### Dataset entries
BEGIN

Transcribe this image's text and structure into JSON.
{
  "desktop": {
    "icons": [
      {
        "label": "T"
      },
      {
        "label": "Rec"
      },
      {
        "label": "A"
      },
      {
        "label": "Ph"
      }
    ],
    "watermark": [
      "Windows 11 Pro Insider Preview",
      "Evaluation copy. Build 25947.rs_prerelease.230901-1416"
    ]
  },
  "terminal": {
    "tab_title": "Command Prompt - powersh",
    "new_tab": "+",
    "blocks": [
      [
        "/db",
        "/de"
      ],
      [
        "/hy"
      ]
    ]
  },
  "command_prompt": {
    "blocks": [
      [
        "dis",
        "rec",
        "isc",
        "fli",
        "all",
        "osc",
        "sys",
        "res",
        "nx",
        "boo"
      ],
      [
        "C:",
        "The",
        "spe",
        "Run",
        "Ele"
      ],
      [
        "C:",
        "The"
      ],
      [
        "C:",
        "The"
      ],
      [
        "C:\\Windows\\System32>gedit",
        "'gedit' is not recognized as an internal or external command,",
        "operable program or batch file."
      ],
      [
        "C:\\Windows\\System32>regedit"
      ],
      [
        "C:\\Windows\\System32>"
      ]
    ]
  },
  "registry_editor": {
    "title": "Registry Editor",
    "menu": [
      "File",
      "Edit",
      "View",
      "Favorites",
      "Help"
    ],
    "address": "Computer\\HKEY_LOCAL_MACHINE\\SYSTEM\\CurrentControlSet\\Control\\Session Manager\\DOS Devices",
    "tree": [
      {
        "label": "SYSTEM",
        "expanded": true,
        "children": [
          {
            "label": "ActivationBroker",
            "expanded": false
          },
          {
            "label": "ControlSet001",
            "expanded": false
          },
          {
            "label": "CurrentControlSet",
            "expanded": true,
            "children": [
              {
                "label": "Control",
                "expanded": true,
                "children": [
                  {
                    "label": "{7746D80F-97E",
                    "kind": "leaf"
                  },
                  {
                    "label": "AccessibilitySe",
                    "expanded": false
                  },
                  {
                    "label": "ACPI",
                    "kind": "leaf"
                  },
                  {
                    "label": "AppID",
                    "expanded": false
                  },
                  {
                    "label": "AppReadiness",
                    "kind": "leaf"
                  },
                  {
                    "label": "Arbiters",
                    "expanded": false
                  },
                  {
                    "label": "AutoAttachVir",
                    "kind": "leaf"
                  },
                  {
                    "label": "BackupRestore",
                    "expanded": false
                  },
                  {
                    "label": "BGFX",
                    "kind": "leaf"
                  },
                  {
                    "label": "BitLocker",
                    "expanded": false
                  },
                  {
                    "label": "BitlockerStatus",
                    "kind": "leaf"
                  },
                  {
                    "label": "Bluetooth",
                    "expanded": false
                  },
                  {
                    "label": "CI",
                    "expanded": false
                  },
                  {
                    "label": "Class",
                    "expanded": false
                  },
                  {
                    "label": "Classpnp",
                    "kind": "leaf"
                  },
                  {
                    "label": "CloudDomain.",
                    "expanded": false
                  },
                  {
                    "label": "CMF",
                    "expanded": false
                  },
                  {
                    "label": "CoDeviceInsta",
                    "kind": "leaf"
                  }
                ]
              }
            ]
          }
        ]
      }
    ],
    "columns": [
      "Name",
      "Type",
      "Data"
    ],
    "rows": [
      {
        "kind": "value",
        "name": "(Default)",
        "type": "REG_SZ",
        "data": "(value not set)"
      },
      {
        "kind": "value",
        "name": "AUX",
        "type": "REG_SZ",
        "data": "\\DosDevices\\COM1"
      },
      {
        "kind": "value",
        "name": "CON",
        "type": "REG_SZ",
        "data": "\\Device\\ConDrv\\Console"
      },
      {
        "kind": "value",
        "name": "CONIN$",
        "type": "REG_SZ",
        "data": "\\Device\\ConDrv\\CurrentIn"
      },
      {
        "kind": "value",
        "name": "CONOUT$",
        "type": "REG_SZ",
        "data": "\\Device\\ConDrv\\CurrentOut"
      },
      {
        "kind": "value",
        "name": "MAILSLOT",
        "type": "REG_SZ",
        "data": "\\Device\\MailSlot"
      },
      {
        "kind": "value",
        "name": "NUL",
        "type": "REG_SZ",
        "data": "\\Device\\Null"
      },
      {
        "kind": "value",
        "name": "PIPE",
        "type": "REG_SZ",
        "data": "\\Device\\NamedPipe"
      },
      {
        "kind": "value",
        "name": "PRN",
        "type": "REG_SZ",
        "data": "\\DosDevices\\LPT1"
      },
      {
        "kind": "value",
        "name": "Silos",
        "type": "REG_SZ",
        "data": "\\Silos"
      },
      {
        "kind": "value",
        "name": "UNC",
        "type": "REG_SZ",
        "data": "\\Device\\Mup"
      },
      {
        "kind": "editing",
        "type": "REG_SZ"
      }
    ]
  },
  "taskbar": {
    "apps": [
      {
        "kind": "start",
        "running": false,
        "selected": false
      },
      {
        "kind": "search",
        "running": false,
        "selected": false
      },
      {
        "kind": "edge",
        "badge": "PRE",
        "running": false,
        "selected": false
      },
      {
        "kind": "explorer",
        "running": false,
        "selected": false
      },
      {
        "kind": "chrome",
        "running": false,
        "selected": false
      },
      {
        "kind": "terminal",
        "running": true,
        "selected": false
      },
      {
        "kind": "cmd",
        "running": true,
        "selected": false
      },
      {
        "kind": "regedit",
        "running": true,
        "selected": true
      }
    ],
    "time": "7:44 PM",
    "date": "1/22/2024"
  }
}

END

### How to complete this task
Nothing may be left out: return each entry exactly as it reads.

### Task answer
Transcribe this image's text and structure into JSON.
{
  "desktop": {
    "icons": [
      {
        "label": "T"
      },
      {
        "label": "Rec"
      },
      {
        "label": "A"
      },
      {
        "label": "Ph"
      }
    ],
    "watermark": [
      "Windows 11 Pro Insider Preview",
      "Evaluation copy. Build 25947.rs_prerelease.230901-1416"
    ]
  },
  "terminal": {
    "tab_title": "Command Prompt - powersh",
    "new_tab": "+",
    "blocks": [
      [
        "/db",
        "/de"
      ],
      [
        "/hy"
      ]
    ]
  },
  "command_prompt": {
    "blocks": [
      [
        "dis",
        "rec",
        "isc",
        "fli",
        "all",
        "osc",
        "sys",
        "res",
        "nx",
        "boo"
      ],
      [
        "C:",
        "The",
        "spe",
        "Run",
        "Ele"
      ],
      [
        "C:",
        "The"
      ],
      [
        "C:",
        "The"
      ],
      [
        "C:\\Windows\\System32>gedit",
        "'gedit' is not recognized as an internal or external command,",
        "operable program or batch file."
      ],
      [
        "C:\\Windows\\System32>regedit"
      ],
      [
        "C:\\Windows\\System32>"
      ]
    ]
  },
  "registry_editor": {
    "title": "Registry Editor",
    "menu": [
      "File",
      "Edit",
      "View",
      "Favorites",
      "Help"
    ],
    "address": "Computer\\HKEY_LOCAL_MACHINE\\SYSTEM\\CurrentControlSet\\Control\\Session Manager\\DOS Devices",
    "tree": [
      {
        "label": "SYSTEM",
        "expanded": true,
        "children": [
          {
            "label": "ActivationBroker",
            "expanded": false
          },
          {
            "label": "ControlSet001",
            "expanded": false
          },
          {
            "label": "CurrentControlSet",
            "expanded": true,
            "children": [
              {
                "label": "Control",
                "expanded": true,
                "children": [
                  {
                    "label": "{7746D80F-97E",
                    "kind": "leaf"
                  },
                  {
                    "label": "AccessibilitySe",
                    "expanded": false
                  },
                  {
                    "label": "ACPI",
                    "kind": "leaf"
                  },
                  {
                    "label": "AppID",
                    "expanded": false
                  },
                  {
                    "label": "AppReadiness",
                    "kind": "leaf"
                  },
                  {
                    "label": "Arbiters",
                    "expanded": false
                  },
                  {
                    "label": "AutoAttachVir",
                    "kind": "leaf"
                  },
                  {
                    "label": "BackupRestore",
                    "expanded": false
                  },
                  {
                    "label": "BGFX",
                    "kind": "leaf"
                  },
                  {
                    "label": "BitLocker",
                    "expanded": false
                  },
                  {
                    "label": "BitlockerStatus",
                    "kind": "leaf"
                  },
                  {
                    "label": "Bluetooth",
                    "expanded": false
                  },
                  {
                    "label": "CI",
                    "expanded": false
                  },
                  {
                    "label": "Class",
                    "expanded": false
                  },
                  {
                    "label": "Classpnp",
                    "kind": "leaf"
                  },
                  {
                    "label": "CloudDomain.",
                    "expanded": false
                  },
                  {
                    "label": "CMF",
                    "expanded": false
                  },
                  {
                    "label": "CoDeviceInsta",
                    "kind": "leaf"
                  }
                ]
              }
            ]
          }
        ]
      }
    ],
    "columns": [
      "Name",
      "Type",
      "Data"
    ],
    "rows": [
      {
        "kind": "value",
        "name": "(Default)",
        "type": "REG_SZ",
        "data": "(value not set)"
      },
      {
        "kind": "value",
        "name": "AUX",
        "type": "REG_SZ",
        "data": "\\DosDevices\\COM1"
      },
      {
        "kind": "value",
        "name": "CON",
        "type": "REG_SZ",
        "data": "\\Device\\ConDrv\\Console"
      },
      {
        "kind": "value",
        "name": "CONIN$",
        "type": "REG_SZ",
        "data": "\\Device\\ConDrv\\CurrentIn"
      },
      {
        "kind": "value",
        "name": "CONOUT$",
        "type": "REG_SZ",
        "data": "\\Device\\ConDrv\\CurrentOut"
      },
      {
        "kind": "value",
        "name": "MAILSLOT",
        "type": "REG_SZ",
        "data": "\\Device\\MailSlot"
      },
      {
        "kind": "value",
        "name": "NUL",
        "type": "REG_SZ",
        "data": "\\Device\\Null"
      },
      {
        "kind": "value",
        "name": "PIPE",
        "type": "REG_SZ",
        "data": "\\Device\\NamedPipe"
      },
      {
        "kind": "value",
        "name": "PRN",
        "type": "REG_SZ",
        "data": "\\DosDevices\\LPT1"
      },
      {
        "kind": "value",
        "name": "Silos",
        "type": "REG_SZ",
        "data": "\\Silos"
      },
      {
        "kind": "value",
        "name": "UNC",
        "type": "REG_SZ",
        "data": "\\Device\\Mup"
      },
      {
        "kind": "editing",
        "type": "REG_SZ"
      }
    ]
  },
  "taskbar": {
    "apps": [
      {
        "kind": "start",
        "running": false,
        "selected": false
      },
      {
        "kind": "search",
        "running": false,
        "selected": false
      },
      {
        "kind": "edge",
        "badge": "PRE",
        "running": false,
        "selected": false
      },
      {
        "kind": "explorer",
        "running": false,
        "selected": false
      },
      {
        "kind": "chrome",
        "running": false,
        "selected": false
      },
      {
        "kind": "terminal",
        "running": true,
        "selected": false
      },
      {
        "kind": "cmd",
        "running": true,
        "selected": false
      },
      {
        "kind": "regedit",
        "running": true,
        "selected": true
      }
    ],
    "time": "7:44 PM",
    "date": "1/22/2024"
  }
}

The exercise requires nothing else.